Along the way Baron tells stories and anecdotes that illustrate the industrial, scientific, and technical ferment that was consuming the United States and its effort to be taken seriously in the front ranks of the nations of the world. Among other stories, this book tells of the true origin of the gypsy moth plague in the United States, the development of the telegraph and telephone, and of course the cutting edge scientific theory of the time regarding the deleterious effects of railroad travel on women’s reproductive parts. Watch out next time you are on the Long Island Rail Road ladies, because I don’t know if that theory has been officially disproved!
One story I particularly enjoyed was the fight over the telephone greeting. The story is that when Alexander Graham Bell first invented the telephone, he wanted everyone to use “ahoy” as the greeting whenever you picked up the phone. It was Thomas Edison who championed the now familiar “hello.” I think that’s too bad, as it seems like it would be great fun to shout, “ahoy” every time we answer the phone. Therefore, I propose that the library Board of Trustees take up a motion at their next meeting to adopt “Ahoy! Patchogue-Medford Library here mateys,” as our official phone greeting.

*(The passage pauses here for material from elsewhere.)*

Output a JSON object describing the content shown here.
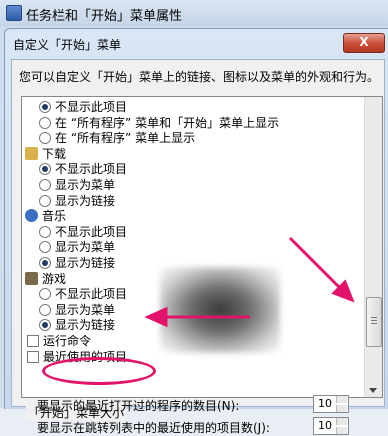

Many colorful characters fill the pages of the book, but Baron focuses on three major ones. The first was James Watson, a somewhat pompous University of Michigan professor and the man considered the leading American astronomer of the time. His quest was to prove that there was an undiscovered planet orbiting between the Sun and Mercury. The elusive planet Vulcan. Then there was Maria Mitchell, a professor of astronomy at Vassar College, which was then a women’s only school. Even though her scientific training and research was first rate, Mitchell and her female students had to struggle to get the respect and recognition their work deserved. They viewed the eclipse of 1878 as their big chance to attain equality, at least for their science. And finally, there is Thomas Edison, the great American inventor. His part in studying the 1878 eclipse was a trip out west to work on the tasimeter, a device used to measure small changes in temperature. Like a good thriller writer, Baron builds his oftentimes suspensful and exciting story by bringing all these major, and quite a few minor characters, together for the big 1878 eclipse viewing in Wyoming, where it could best be viewed.
I guarantee that you don’t have to be an umbraphile to enjoy this book. Anyone who enjoys popular history, the history of science, or wants to learn more about a lesser known period of American history would find American Eclipse well worth reading.